• Description of the task
Filter this material down to the lines that contain the string "Date", and return those lines.

• The data
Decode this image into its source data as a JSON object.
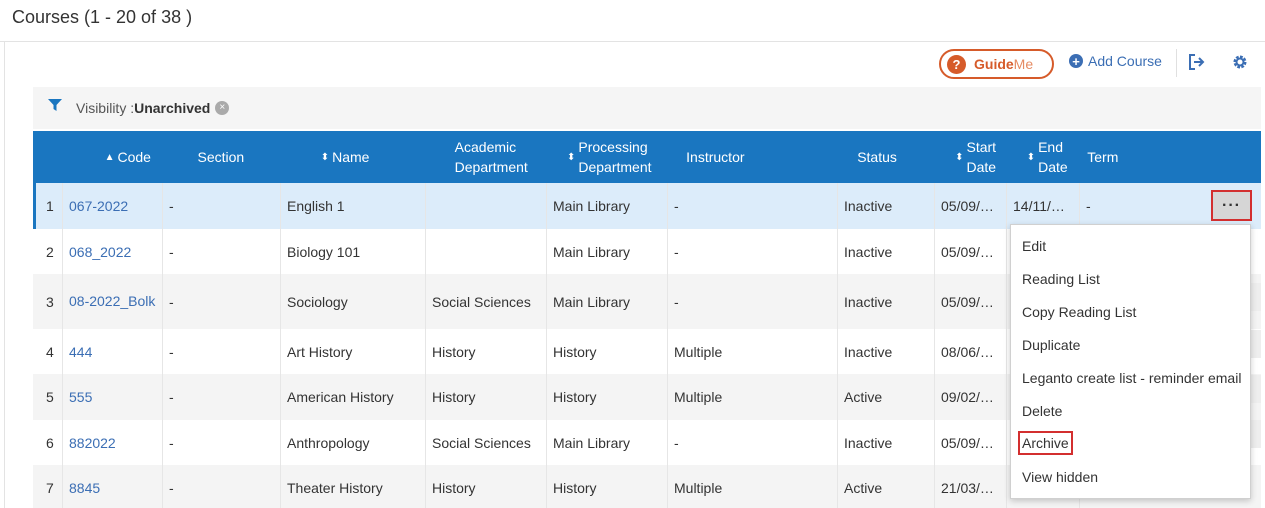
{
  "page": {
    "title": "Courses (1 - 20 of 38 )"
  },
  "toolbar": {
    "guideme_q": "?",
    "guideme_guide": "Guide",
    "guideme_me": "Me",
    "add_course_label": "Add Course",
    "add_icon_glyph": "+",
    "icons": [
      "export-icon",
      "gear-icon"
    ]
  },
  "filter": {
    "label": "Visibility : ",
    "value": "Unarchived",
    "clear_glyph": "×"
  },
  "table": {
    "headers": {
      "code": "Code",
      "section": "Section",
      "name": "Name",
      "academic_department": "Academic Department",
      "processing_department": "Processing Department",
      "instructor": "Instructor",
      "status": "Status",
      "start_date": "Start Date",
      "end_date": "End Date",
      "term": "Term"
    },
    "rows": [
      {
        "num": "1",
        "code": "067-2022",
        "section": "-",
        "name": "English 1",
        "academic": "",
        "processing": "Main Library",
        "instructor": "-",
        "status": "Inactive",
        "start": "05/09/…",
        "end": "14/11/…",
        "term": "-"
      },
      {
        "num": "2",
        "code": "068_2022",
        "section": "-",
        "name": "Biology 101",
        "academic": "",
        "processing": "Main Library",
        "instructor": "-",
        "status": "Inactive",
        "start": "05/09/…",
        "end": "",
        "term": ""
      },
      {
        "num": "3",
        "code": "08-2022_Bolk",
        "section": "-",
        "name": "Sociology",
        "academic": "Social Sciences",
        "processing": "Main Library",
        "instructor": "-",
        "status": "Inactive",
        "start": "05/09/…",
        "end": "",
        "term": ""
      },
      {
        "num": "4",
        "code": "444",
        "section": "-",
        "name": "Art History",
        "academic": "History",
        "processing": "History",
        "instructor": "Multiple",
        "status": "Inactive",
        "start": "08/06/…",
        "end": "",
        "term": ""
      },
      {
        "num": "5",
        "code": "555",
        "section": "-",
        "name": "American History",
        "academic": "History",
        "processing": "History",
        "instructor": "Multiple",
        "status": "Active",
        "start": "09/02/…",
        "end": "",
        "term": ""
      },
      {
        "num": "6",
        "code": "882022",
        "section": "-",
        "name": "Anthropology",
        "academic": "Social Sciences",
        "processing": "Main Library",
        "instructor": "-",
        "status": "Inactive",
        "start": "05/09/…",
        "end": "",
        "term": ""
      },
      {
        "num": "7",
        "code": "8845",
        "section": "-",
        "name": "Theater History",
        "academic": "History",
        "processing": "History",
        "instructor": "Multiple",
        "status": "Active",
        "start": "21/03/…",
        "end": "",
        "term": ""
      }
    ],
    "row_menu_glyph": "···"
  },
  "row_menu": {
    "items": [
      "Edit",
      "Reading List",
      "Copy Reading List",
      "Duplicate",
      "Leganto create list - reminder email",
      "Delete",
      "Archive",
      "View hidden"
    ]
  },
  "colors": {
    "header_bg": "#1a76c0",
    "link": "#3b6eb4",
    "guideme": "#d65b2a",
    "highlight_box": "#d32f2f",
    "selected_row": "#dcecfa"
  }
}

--

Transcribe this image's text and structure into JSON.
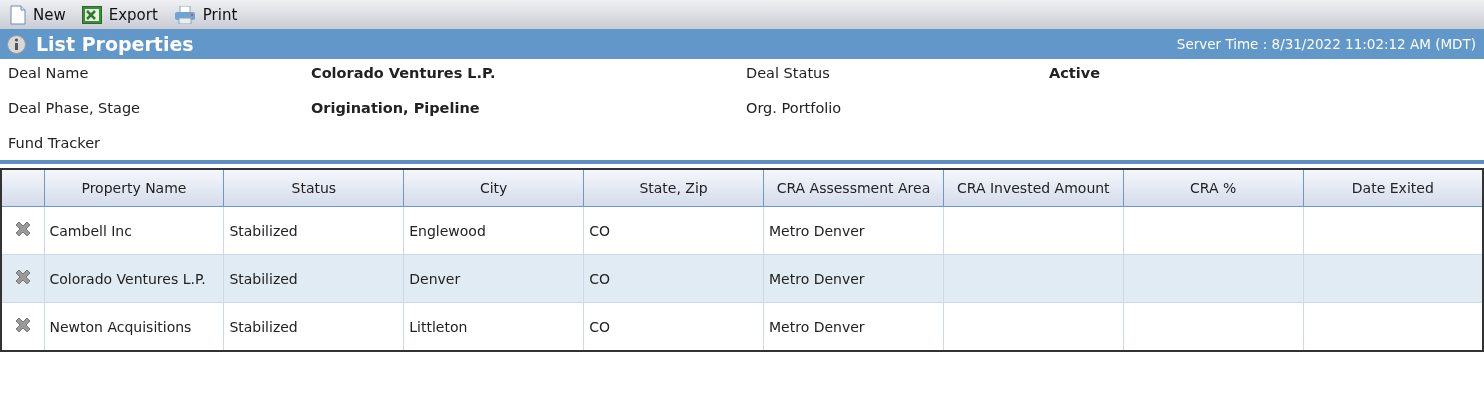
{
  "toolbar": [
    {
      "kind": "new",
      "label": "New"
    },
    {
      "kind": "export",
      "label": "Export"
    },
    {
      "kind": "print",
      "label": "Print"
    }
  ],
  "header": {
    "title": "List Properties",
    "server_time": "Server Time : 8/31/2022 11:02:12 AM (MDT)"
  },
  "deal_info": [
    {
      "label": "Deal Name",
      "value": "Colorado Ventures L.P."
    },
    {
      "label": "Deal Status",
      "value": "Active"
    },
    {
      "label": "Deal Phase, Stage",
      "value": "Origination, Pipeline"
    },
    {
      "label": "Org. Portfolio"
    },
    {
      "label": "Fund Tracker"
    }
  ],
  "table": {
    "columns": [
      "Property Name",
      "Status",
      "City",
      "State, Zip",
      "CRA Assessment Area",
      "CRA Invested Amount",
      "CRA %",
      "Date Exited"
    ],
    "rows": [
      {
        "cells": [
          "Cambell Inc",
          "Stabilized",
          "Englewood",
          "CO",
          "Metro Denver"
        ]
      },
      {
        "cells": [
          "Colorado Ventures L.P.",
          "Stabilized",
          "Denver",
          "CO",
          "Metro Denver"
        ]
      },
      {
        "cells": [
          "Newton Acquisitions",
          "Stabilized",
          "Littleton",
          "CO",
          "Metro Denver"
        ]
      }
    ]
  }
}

• Response to the exercise
      "start_date": "Start Date",
      "end_date": "End Date",
      "Date Exited"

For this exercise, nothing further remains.